Pan-Seared Lamb Steaks with Anchovy Butter

When I'm looking to put on the Ritz for a fancy dinner party, I often center the menu around a majestic lamb roast, either a whole bone-in leg of lamb or a rolled-and-stuffed shoulder. But when I crave lamb on a weeknight, it's lamb steaks all the way. Depending on where you shop, lamb steaks can be harder to find than other cuts, but their tender meatiness makes them worth seeking out. The best cuts for quick-cooking are sirloin and leg steaks (the sirloin, basically the upper leg or hip portion, will be boneless, while leg steaks contain a single round bone).The ideal thickness for lamb steaks is 3/4 to 1 inch, but thicker steaks are no problem, especially boneless sirloin ones. Just butterfly them by cutting the steaks almost in half horizontally and folding the meat open like a book to make thinner, quicker-cooking steaks. If the steaks have a thick cushion of fat around the edges, trim it down to a modest 1/4 inch, and, to keep leg steaks from curling during cooking, make shallow incisions every couple of inches around the perimeter to break up the membrane that will shrink and buckle in a hot skillet.Much of the excellence of lamb steaks comes from their natural tenderness, but if there's time, pre-seasoning the meat (anywhere from 1 to 8 hours ahead) will further enhance the texture and flavor. I keep the seasoning simple to allow the sweetness of the lamb shine through, but I do kick things up at the finish by slathering the hot steaks with a lusty anchovy butter. The flavored butter takes advantage of two things I learned about lamb long ago: lamb loves butter, and lamb loves anchovies. There's some magical alchemy that happens when the meaty lamb juices blend with the richness of the butter and the funky brine of the anchovy. A bit of fresh lemon zest and parsley provides the perfect counterpoint.Lamb steaks are best cooked to medium-rare, or medium, if you prefer; the most effective way to get it right is to brush the surface with olive oil and sear the steaks in a hot skillet or grill pan (cast iron works well). Once the surface develops a handsome crust, lower the heat and continue cooking until they reach the desired internal temperature (125°F to 130°F for medium-rare and 135°F to 140°F for medium). Transfer the steaks to plates or a carving board and immediately smear the tops with the flavored butter (the heat of the steaks melts the butter into an instant sauce), and let the steaks rest for 3 to 5 minutes before cutting into them. Of course, if it's grilling weather (or you’re one of those intrepid cooks who likes to grill no matter the forecast), by all means, cook them outdoors. A slight kiss of smoke will only make them better.

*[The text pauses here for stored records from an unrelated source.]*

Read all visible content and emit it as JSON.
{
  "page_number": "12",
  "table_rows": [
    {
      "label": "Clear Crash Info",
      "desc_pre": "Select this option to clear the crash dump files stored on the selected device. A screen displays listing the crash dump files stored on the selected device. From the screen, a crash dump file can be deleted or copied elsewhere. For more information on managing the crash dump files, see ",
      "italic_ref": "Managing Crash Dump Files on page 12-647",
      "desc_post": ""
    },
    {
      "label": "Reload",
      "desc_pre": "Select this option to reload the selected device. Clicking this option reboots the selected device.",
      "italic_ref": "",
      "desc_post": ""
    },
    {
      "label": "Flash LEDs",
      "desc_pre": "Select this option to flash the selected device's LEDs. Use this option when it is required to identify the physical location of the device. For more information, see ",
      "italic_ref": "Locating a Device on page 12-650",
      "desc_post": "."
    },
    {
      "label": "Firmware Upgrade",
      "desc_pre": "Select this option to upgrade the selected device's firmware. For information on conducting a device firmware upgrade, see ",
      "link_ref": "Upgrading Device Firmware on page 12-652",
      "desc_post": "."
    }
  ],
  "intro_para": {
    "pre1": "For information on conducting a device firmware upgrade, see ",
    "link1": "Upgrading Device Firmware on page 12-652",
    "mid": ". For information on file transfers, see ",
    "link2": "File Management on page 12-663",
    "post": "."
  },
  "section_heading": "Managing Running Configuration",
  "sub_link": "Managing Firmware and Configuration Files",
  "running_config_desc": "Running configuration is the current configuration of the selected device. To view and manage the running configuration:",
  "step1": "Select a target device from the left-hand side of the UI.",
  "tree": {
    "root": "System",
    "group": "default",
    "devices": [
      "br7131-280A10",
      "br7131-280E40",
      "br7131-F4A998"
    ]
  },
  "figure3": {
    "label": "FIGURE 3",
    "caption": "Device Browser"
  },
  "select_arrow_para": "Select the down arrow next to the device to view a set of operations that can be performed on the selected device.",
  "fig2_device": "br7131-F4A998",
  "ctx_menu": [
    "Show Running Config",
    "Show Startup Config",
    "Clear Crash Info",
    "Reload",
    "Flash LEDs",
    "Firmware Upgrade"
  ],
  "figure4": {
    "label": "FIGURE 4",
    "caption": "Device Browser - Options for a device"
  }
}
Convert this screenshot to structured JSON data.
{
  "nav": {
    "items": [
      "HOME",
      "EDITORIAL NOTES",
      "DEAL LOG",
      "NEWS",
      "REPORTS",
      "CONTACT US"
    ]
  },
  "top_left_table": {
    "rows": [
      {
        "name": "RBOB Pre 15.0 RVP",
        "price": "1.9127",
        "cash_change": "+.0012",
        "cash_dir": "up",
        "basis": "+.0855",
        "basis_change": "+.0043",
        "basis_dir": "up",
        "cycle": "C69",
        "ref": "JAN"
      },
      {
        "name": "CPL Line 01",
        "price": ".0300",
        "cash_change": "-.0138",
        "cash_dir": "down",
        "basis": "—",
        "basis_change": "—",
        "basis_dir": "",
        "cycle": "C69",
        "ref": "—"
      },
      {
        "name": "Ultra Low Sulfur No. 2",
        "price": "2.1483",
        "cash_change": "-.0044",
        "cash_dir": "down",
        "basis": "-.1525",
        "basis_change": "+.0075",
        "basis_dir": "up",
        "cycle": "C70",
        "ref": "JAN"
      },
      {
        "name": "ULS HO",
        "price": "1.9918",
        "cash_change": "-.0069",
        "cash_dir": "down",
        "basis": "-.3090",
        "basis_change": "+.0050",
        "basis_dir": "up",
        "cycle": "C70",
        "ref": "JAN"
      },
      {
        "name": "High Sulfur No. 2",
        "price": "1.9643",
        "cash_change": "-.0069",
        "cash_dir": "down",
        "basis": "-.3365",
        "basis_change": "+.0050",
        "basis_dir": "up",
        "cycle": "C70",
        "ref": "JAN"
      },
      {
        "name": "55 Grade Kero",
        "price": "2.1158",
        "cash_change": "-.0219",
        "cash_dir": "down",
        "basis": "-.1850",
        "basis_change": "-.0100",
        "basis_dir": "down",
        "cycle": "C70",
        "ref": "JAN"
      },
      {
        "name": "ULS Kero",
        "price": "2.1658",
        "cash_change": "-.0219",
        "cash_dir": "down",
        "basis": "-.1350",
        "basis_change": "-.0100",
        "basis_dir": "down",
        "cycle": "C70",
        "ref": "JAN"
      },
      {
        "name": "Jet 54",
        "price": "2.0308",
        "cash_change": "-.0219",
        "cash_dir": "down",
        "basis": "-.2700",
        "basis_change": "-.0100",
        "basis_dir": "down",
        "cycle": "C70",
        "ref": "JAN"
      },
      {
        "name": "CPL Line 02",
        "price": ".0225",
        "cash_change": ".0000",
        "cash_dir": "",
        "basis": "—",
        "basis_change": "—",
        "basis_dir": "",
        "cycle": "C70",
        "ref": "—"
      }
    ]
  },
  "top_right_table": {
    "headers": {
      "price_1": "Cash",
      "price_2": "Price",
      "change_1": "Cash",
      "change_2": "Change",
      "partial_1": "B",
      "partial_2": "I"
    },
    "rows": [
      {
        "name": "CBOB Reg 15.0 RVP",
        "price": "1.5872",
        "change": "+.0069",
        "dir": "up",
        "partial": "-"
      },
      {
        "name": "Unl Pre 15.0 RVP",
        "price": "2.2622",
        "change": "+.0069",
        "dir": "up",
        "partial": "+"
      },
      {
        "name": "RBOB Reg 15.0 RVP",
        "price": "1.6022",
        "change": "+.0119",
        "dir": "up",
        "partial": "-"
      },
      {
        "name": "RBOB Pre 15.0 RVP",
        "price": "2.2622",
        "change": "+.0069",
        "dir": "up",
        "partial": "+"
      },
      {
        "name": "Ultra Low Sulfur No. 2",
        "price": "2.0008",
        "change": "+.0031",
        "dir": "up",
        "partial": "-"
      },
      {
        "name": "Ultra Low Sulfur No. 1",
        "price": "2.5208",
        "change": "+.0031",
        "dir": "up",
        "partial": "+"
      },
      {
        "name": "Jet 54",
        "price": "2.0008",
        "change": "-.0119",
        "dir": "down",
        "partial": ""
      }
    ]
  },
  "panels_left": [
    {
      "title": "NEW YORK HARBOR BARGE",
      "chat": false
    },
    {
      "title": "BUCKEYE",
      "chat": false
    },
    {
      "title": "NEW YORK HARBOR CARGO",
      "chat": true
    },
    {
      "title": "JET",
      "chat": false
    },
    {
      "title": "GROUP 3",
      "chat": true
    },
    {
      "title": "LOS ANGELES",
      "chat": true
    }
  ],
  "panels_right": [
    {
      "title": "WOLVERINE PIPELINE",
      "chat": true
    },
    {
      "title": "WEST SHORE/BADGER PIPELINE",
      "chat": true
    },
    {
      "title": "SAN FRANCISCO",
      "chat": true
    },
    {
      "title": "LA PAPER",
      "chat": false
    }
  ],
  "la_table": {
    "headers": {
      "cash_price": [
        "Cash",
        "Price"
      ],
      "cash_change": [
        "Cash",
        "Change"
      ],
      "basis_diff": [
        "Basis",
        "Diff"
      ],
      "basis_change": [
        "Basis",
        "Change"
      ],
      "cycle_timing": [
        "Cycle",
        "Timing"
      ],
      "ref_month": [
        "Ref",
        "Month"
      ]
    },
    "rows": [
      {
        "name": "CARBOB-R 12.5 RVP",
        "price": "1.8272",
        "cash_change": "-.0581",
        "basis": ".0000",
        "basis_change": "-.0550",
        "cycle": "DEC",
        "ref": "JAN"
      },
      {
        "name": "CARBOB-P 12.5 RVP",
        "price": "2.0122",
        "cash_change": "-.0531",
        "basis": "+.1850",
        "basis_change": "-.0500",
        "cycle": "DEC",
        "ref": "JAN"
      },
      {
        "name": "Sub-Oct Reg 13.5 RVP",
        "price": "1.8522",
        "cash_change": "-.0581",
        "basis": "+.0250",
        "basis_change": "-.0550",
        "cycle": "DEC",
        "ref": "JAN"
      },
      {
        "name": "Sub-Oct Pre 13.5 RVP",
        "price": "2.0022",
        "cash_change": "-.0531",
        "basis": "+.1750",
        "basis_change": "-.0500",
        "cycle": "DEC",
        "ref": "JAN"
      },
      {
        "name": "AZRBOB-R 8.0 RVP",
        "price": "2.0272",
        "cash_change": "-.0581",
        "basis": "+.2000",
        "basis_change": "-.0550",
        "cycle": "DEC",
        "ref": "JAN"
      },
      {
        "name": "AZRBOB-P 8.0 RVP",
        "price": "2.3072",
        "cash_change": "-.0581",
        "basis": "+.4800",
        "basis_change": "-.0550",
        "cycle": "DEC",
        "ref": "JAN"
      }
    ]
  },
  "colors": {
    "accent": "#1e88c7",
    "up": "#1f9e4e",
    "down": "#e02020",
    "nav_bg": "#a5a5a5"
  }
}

Cold Roasted Leg of Lamb with Cilantro-Jalapeño Yogurt

Cold slices of lamb are a fail-safe dinner party main. A tangy yogurt sauce laced with lime and cilantro takes it to the next level.